Click to read more ...

Monday
Sep252017

Smackdown '85: Meet the Panelists!

The Next Supporting Actress Smackdown is on Sunday - get your votes in by Friday night please. Please only vote on the performances you've seen. Your host has been backstage doing the difficult (but exciting) work of wrangling up critics, industry professionals, and writers to discuss these Oscar years with you. (Coming soon: 1944, 2017, 1970, 1994)

MEET THE PANELISTS
Here's a little bit about our exciting panel to prep you for our conversation as we finish up our screenings. We're heavy on new Smackdowners and Los Angelenos this time which is a fun development.

First Time Smackdowners

Click to read more ...

Tuesday
Sep122017

Vintage '85: Madonna, Stallone, Marty McFly, Golden Girls...

by Nathaniel R 

click on the image to embiggen

1985 is our "Year of the Month", as we work towards the Supporting Actress Smackdown (Sunday October 1st!). We'll be periodically peppering the blog with takes on showbiz from that year. But first a "TOTALLY 80s" overview of the year that was in movies, music, theater, and tv after the jump... 

Click to read more ...

Monday
Sep042017

The Furniture: Brazil's Pungent Pot of Duct Soup

"The Furniture," by Daniel Walber, is our weekly series on Production Design. You can click on the images to see them in magnified detail.

Hi there! I want to talk to you about ducts.

I mean that quite seriously, though I’m also quoting the opening lines of Terry Gilliam’s wacky and wonderful Brazil. It’s a film with a lot of unique production design, for which art director Norman Garwood and set decorator Maggie Gray received an Oscar nomination. They lost to Out of Africa, but I find it helpful to pretend that didn’t happen.

It’s nearly impossible to choose a single element to feature. I’ve half a mind to simply post all of the bleakly hilarious propaganda posters that clutter the walls of the film’s dystopian metropolis. Another option would be the design of the dream sequences, which become increasingly majestic as Sam Lowry (Jonathan Pryce) loses touch with reality.

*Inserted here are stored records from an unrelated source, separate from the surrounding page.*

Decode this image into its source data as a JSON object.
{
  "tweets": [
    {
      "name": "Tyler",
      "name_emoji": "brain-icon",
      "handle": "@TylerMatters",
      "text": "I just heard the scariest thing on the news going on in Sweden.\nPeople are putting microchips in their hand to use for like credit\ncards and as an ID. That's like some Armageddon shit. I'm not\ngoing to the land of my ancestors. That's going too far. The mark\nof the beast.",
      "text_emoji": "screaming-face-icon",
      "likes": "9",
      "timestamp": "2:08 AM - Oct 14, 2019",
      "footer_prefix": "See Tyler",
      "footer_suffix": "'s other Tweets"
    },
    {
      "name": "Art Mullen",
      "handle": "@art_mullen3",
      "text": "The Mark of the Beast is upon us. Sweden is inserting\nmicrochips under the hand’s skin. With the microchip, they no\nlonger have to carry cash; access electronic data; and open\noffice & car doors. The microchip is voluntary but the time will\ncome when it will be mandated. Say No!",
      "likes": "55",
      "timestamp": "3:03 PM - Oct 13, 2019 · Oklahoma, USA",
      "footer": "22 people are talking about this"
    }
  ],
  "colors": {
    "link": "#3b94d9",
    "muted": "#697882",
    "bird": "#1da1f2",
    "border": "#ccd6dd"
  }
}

But I still want to talk to you about ducts...

Click to read more ...